(Extracted records)

BEGIN

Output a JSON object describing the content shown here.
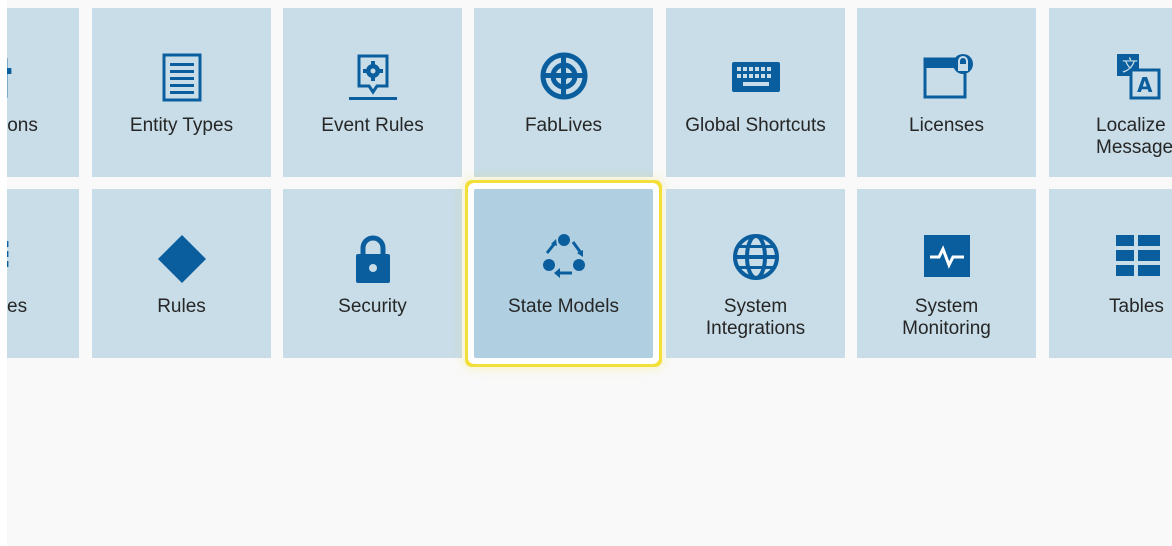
{
  "colors": {
    "tile_bg": "#c8dde8",
    "tile_selected_bg": "#b0cfe1",
    "icon": "#0b5e9e",
    "selection_outline": "#f3df3a",
    "page_bg": "#f9f9f9"
  },
  "row1": [
    {
      "label": "ions",
      "icon": "partial-icon"
    },
    {
      "label": "Entity Types",
      "icon": "document-list-icon"
    },
    {
      "label": "Event Rules",
      "icon": "event-gear-icon"
    },
    {
      "label": "FabLives",
      "icon": "target-icon"
    },
    {
      "label": "Global Shortcuts",
      "icon": "keyboard-icon"
    },
    {
      "label": "Licenses",
      "icon": "window-lock-icon"
    },
    {
      "label": "Localize\nMessage",
      "icon": "translate-icon"
    }
  ],
  "row2": [
    {
      "label": "es",
      "icon": "list-icon"
    },
    {
      "label": "Rules",
      "icon": "diamond-icon"
    },
    {
      "label": "Security",
      "icon": "padlock-icon"
    },
    {
      "label": "State Models",
      "icon": "cycle-icon",
      "selected": true
    },
    {
      "label": "System\nIntegrations",
      "icon": "globe-icon"
    },
    {
      "label": "System\nMonitoring",
      "icon": "heartbeat-monitor-icon"
    },
    {
      "label": "Tables",
      "icon": "table-grid-icon"
    }
  ]
}
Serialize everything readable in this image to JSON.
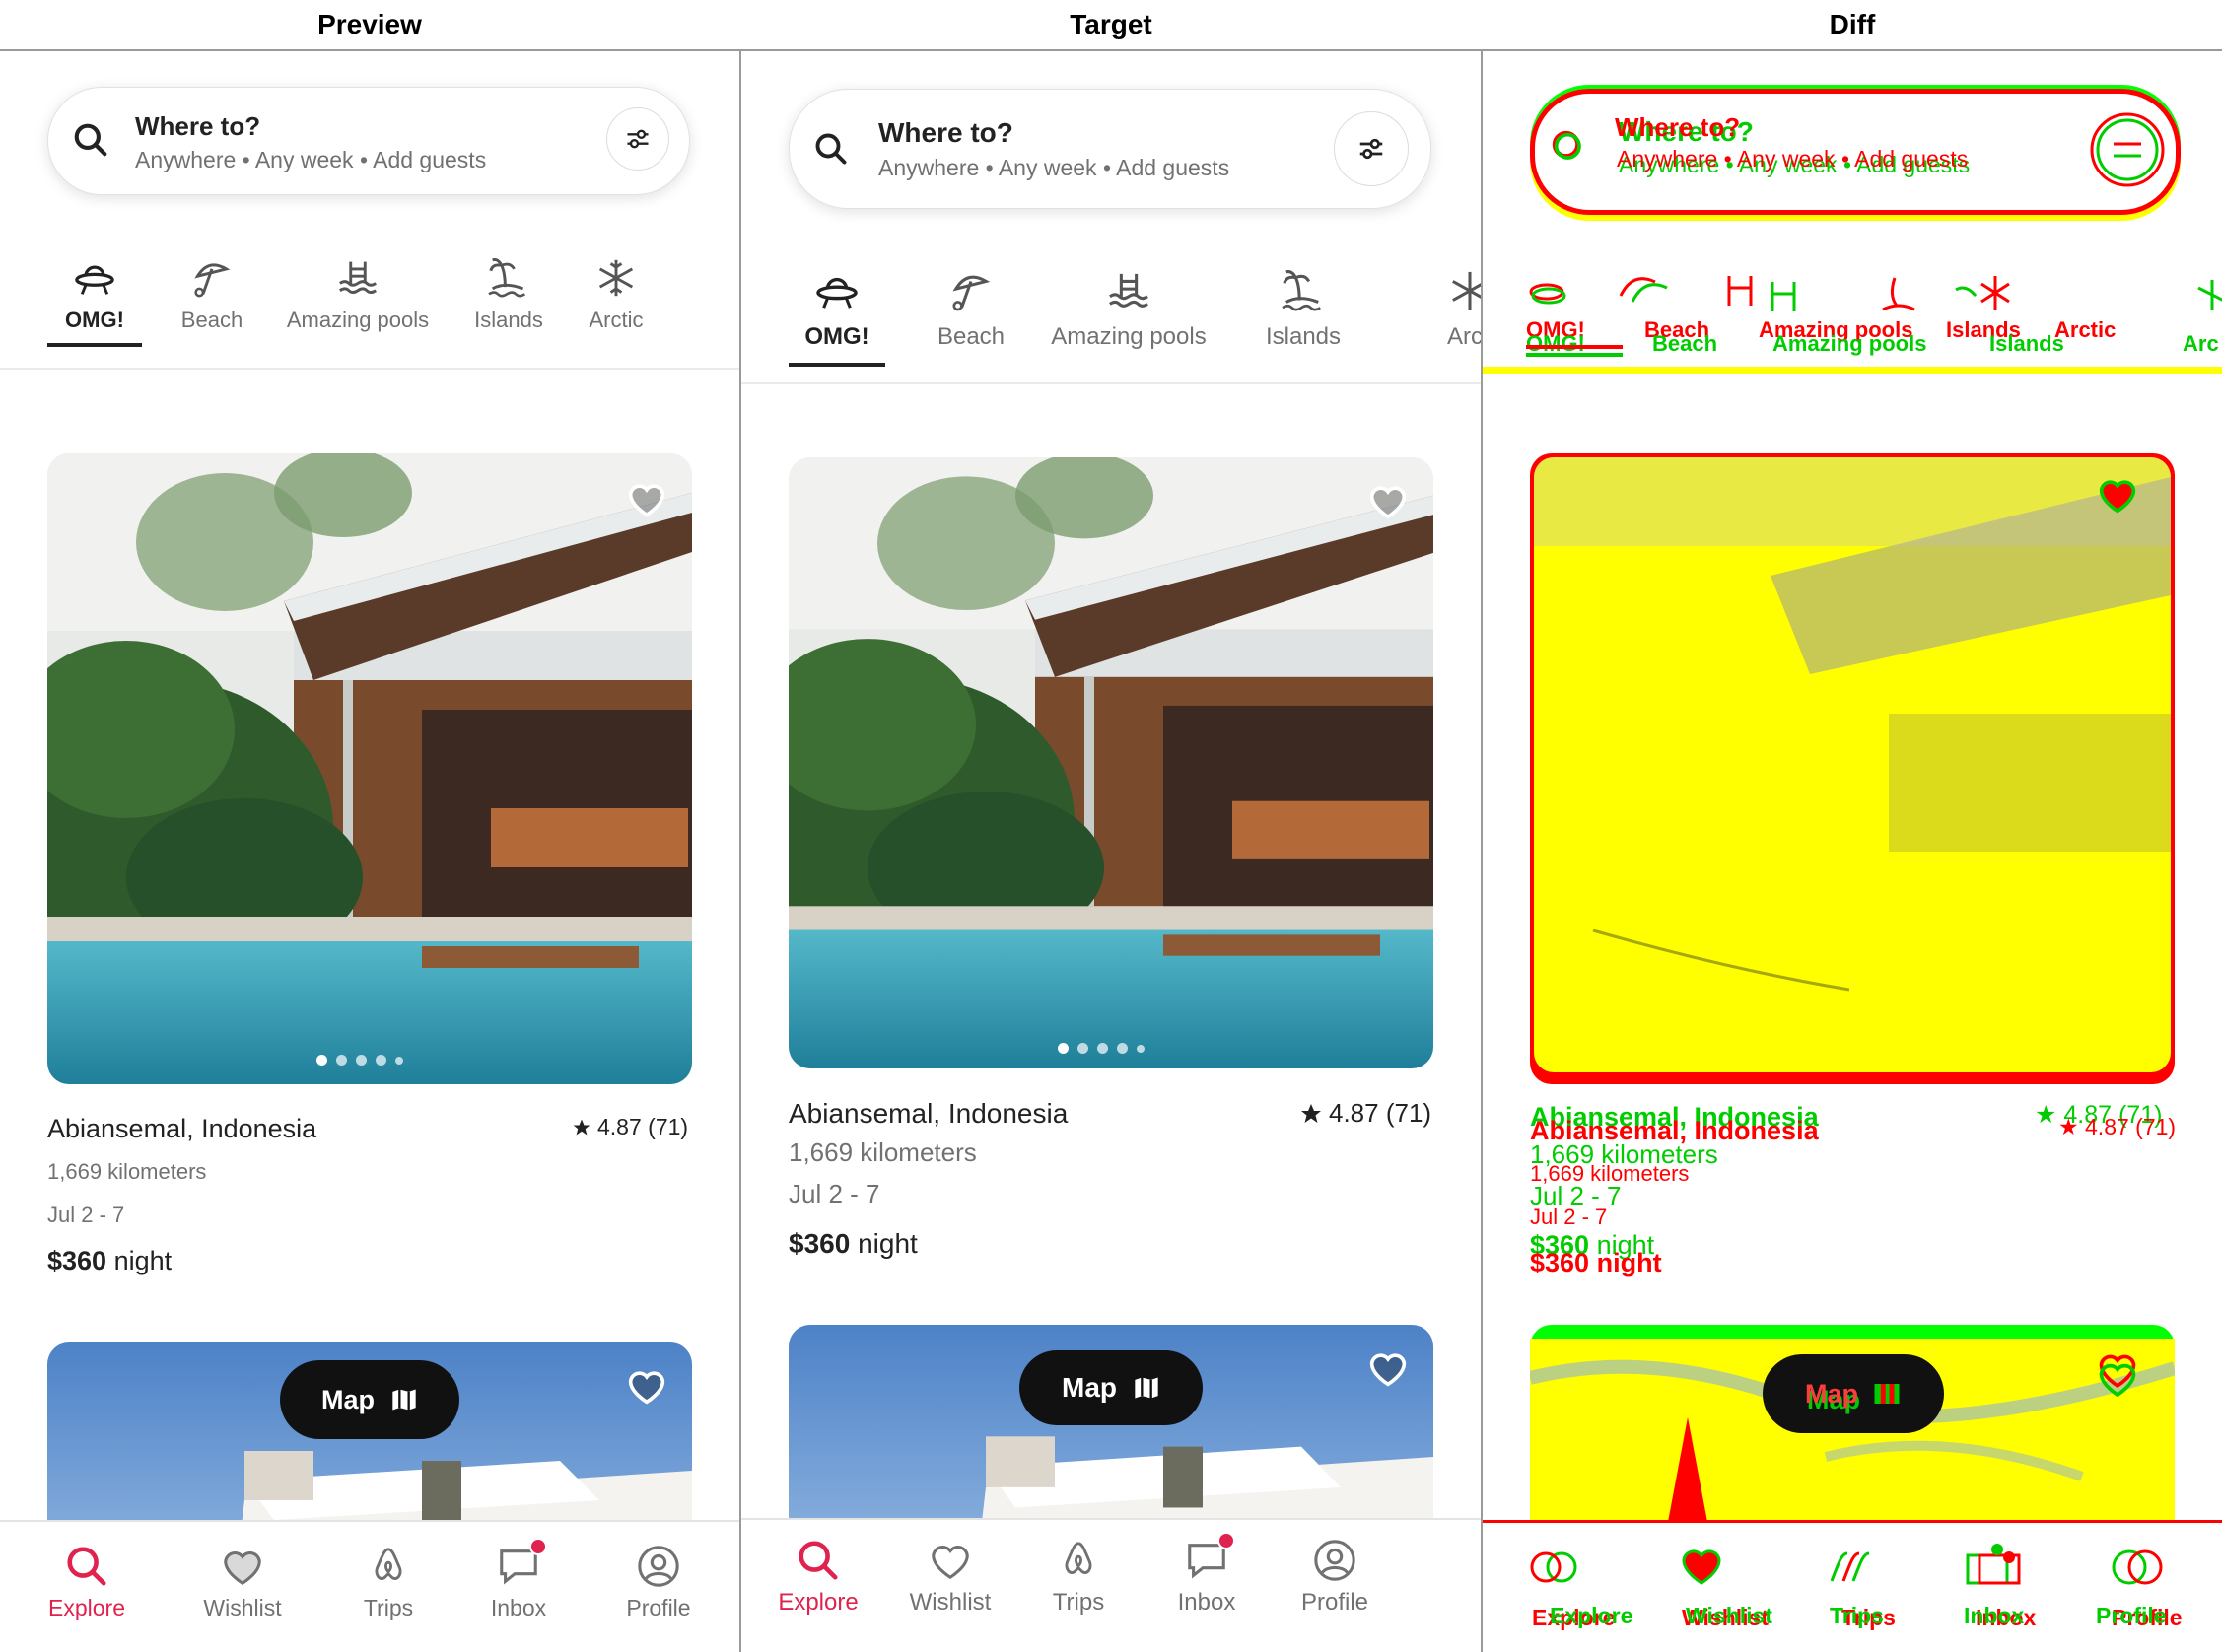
{
  "headers": {
    "preview": "Preview",
    "target": "Target",
    "diff": "Diff"
  },
  "search": {
    "title": "Where to?",
    "subtitle": "Anywhere • Any week • Add guests"
  },
  "categories": [
    {
      "label": "OMG!",
      "icon": "ufo-icon",
      "active": true
    },
    {
      "label": "Beach",
      "icon": "umbrella-icon",
      "active": false
    },
    {
      "label": "Amazing pools",
      "icon": "pool-icon",
      "active": false
    },
    {
      "label": "Islands",
      "icon": "island-icon",
      "active": false
    },
    {
      "label": "Arctic",
      "icon": "snowflake-icon",
      "active": false
    }
  ],
  "target_category_overflow": "Arc",
  "listing": {
    "location": "Abiansemal, Indonesia",
    "rating": "4.87 (71)",
    "distance": "1,669 kilometers",
    "dates": "Jul 2 - 7",
    "price": "$360",
    "price_unit": "night",
    "photo_count": 5
  },
  "map_button": {
    "label": "Map"
  },
  "nav": [
    {
      "label": "Explore",
      "icon": "search-icon",
      "active": true
    },
    {
      "label": "Wishlist",
      "icon": "heart-icon",
      "active": false
    },
    {
      "label": "Trips",
      "icon": "airbnb-icon",
      "active": false
    },
    {
      "label": "Inbox",
      "icon": "message-icon",
      "active": false,
      "badge": true
    },
    {
      "label": "Profile",
      "icon": "profile-icon",
      "active": false
    }
  ],
  "colors": {
    "accent": "#e0224e",
    "text": "#222222",
    "muted": "#717171",
    "diff_yellow": "#ffff00",
    "diff_red": "#ff0000",
    "diff_green": "#00ff00"
  }
}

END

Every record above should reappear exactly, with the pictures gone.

Output a JSON object describing the content shown here.
{
  "colors": {
    "tile_bg": "#c8dde8",
    "tile_selected_bg": "#b0cfe1",
    "icon": "#0b5e9e",
    "selection_outline": "#f3df3a",
    "page_bg": "#f9f9f9"
  },
  "row1": [
    {
      "label": "ions",
      "icon": "partial-icon"
    },
    {
      "label": "Entity Types",
      "icon": "document-list-icon"
    },
    {
      "label": "Event Rules",
      "icon": "event-gear-icon"
    },
    {
      "label": "FabLives",
      "icon": "target-icon"
    },
    {
      "label": "Global Shortcuts",
      "icon": "keyboard-icon"
    },
    {
      "label": "Licenses",
      "icon": "window-lock-icon"
    },
    {
      "label": "Localize\nMessage",
      "icon": "translate-icon"
    }
  ],
  "row2": [
    {
      "label": "es",
      "icon": "list-icon"
    },
    {
      "label": "Rules",
      "icon": "diamond-icon"
    },
    {
      "label": "Security",
      "icon": "padlock-icon"
    },
    {
      "label": "State Models",
      "icon": "cycle-icon",
      "selected": true
    },
    {
      "label": "System\nIntegrations",
      "icon": "globe-icon"
    },
    {
      "label": "System\nMonitoring",
      "icon": "heartbeat-monitor-icon"
    },
    {
      "label": "Tables",
      "icon": "table-grid-icon"
    }
  ]
}
Serialize everything readable in this image to JSON.
{
  "headers": {
    "preview": "Preview",
    "target": "Target",
    "diff": "Diff"
  },
  "search": {
    "title": "Where to?",
    "subtitle": "Anywhere • Any week • Add guests"
  },
  "categories": [
    {
      "label": "OMG!",
      "icon": "ufo-icon",
      "active": true
    },
    {
      "label": "Beach",
      "icon": "umbrella-icon",
      "active": false
    },
    {
      "label": "Amazing pools",
      "icon": "pool-icon",
      "active": false
    },
    {
      "label": "Islands",
      "icon": "island-icon",
      "active": false
    },
    {
      "label": "Arctic",
      "icon": "snowflake-icon",
      "active": false
    }
  ],
  "target_category_overflow": "Arc",
  "listing": {
    "location": "Abiansemal, Indonesia",
    "rating": "4.87 (71)",
    "distance": "1,669 kilometers",
    "dates": "Jul 2 - 7",
    "price": "$360",
    "price_unit": "night",
    "photo_count": 5
  },
  "map_button": {
    "label": "Map"
  },
  "nav": [
    {
      "label": "Explore",
      "icon": "search-icon",
      "active": true
    },
    {
      "label": "Wishlist",
      "icon": "heart-icon",
      "active": false
    },
    {
      "label": "Trips",
      "icon": "airbnb-icon",
      "active": false
    },
    {
      "label": "Inbox",
      "icon": "message-icon",
      "active": false,
      "badge": true
    },
    {
      "label": "Profile",
      "icon": "profile-icon",
      "active": false
    }
  ],
  "colors": {
    "accent": "#e0224e",
    "text": "#222222",
    "muted": "#717171",
    "diff_yellow": "#ffff00",
    "diff_red": "#ff0000",
    "diff_green": "#00ff00"
  }
}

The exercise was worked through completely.